Note how many lines in the following material mention "this", then give that number by itself.

** Records shown **
-- -- --

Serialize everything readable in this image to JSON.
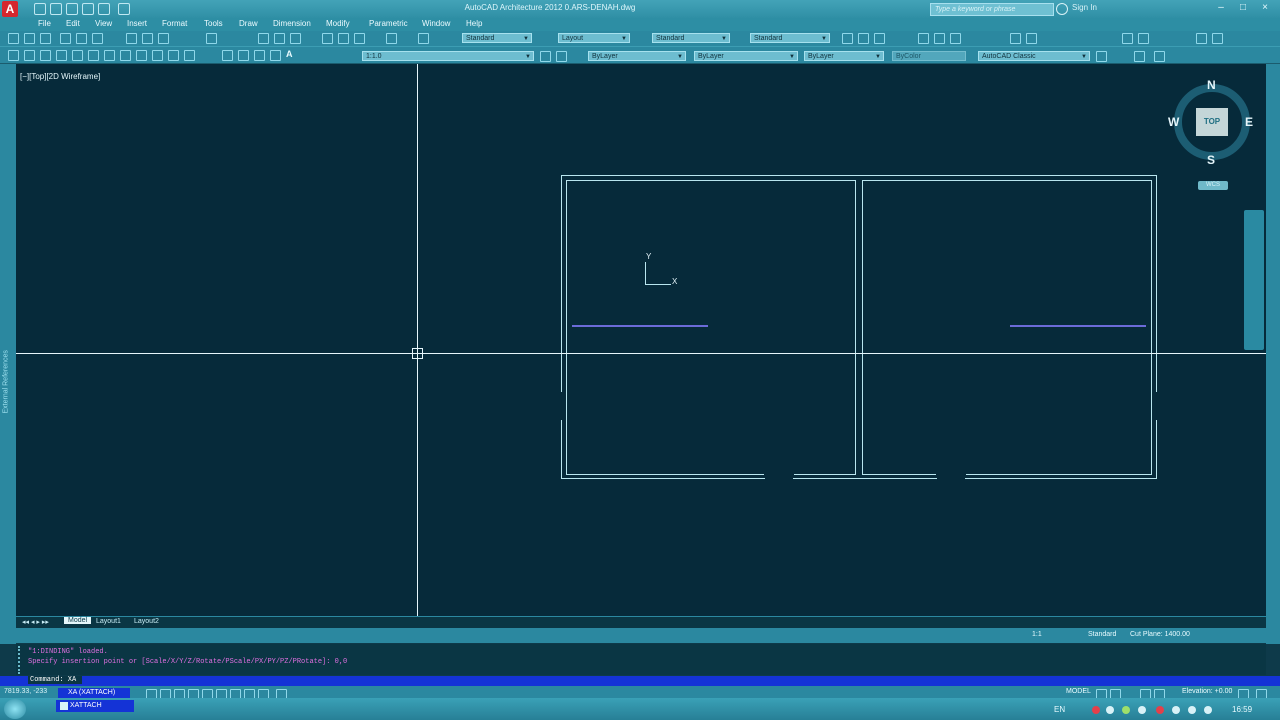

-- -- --

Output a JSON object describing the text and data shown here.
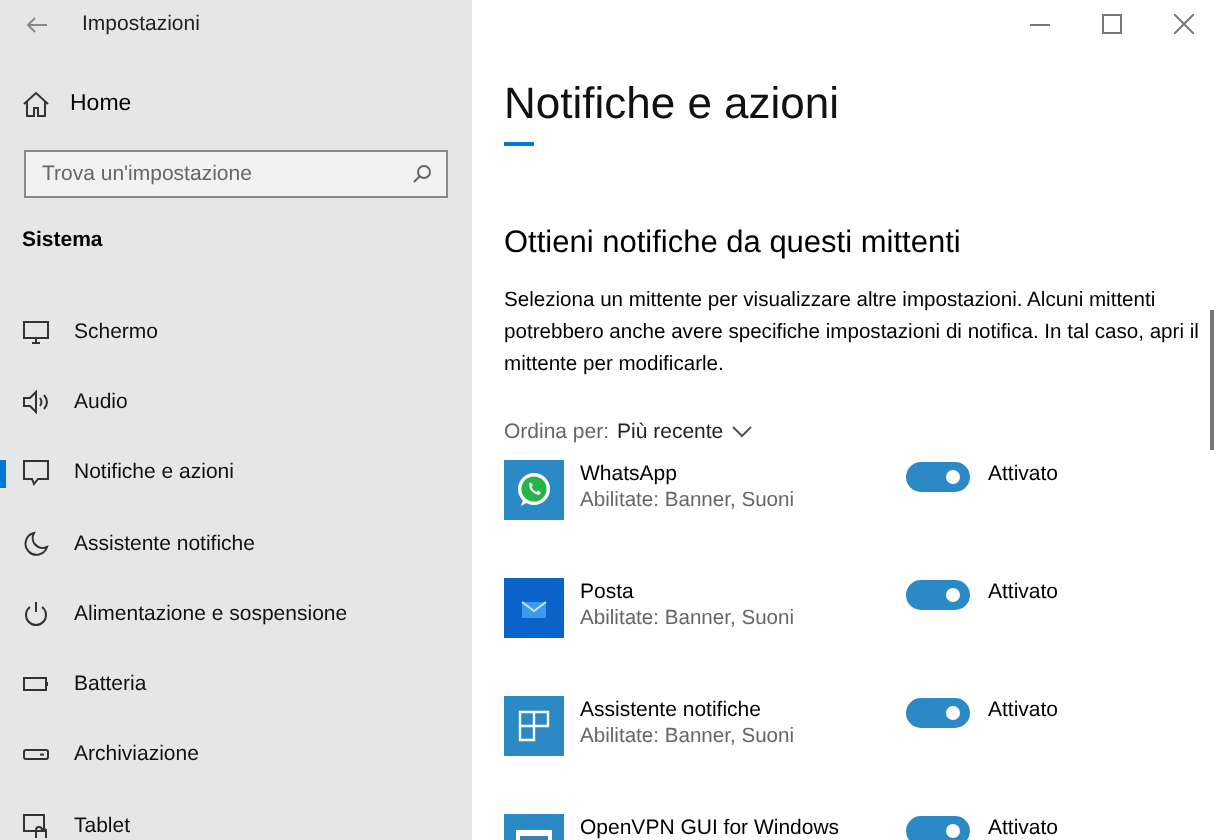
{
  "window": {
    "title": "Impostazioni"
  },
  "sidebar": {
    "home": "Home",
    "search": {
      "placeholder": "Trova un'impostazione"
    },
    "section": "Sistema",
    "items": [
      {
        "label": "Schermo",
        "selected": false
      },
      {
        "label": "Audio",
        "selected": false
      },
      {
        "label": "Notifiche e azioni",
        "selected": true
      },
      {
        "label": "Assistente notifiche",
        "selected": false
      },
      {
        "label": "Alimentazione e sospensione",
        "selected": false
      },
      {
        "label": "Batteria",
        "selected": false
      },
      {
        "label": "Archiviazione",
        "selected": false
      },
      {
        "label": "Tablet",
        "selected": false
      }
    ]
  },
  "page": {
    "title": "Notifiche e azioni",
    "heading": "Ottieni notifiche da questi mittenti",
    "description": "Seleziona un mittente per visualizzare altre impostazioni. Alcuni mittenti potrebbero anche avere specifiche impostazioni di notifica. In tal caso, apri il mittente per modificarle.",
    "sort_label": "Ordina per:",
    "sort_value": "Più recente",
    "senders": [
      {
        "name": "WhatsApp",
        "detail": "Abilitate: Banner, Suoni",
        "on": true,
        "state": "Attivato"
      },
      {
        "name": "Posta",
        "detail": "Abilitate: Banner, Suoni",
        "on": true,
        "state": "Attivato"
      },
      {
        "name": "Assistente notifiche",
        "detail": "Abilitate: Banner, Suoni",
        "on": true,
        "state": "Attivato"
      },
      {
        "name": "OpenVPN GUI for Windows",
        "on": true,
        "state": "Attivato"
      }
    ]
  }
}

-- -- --

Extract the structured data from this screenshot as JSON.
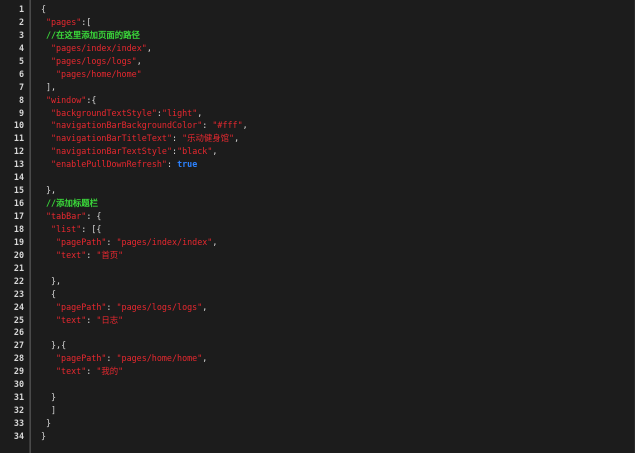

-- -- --

** Solution **
2